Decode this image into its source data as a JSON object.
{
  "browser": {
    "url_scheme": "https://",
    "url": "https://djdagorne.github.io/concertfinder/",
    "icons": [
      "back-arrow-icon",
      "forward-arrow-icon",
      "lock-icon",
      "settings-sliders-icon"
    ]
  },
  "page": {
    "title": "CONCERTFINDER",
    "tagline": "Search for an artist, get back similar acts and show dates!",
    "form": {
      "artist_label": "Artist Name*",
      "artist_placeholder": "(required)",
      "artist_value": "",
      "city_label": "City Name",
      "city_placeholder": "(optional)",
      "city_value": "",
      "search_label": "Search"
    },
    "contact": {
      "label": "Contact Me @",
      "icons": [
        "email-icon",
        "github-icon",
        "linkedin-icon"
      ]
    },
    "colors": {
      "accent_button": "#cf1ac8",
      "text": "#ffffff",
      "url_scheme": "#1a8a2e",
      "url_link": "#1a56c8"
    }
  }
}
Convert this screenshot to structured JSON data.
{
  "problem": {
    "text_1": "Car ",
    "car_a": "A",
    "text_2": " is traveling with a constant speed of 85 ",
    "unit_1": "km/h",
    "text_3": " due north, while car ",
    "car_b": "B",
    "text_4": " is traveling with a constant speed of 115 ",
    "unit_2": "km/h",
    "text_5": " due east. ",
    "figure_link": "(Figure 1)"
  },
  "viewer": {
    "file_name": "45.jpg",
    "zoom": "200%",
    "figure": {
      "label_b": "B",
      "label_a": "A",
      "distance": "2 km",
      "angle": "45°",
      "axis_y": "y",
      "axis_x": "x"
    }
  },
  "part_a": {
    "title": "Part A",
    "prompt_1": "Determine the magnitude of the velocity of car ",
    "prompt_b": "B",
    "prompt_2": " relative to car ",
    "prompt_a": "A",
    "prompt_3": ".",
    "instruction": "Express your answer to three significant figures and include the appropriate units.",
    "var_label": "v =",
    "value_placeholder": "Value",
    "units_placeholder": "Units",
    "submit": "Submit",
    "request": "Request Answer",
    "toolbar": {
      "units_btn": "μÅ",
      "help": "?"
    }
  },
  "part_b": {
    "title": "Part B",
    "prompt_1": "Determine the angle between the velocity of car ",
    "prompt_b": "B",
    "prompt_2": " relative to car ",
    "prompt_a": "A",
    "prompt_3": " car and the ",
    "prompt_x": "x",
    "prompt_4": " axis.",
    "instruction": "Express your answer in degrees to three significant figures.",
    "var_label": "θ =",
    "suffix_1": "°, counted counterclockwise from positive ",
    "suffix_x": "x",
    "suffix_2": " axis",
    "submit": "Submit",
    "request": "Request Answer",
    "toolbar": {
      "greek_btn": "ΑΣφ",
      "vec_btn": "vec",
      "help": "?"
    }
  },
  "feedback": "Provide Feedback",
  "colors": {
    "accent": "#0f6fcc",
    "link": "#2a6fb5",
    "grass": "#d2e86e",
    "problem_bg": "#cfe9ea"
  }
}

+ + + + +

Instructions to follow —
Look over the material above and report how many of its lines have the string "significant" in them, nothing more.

Expected answer —
2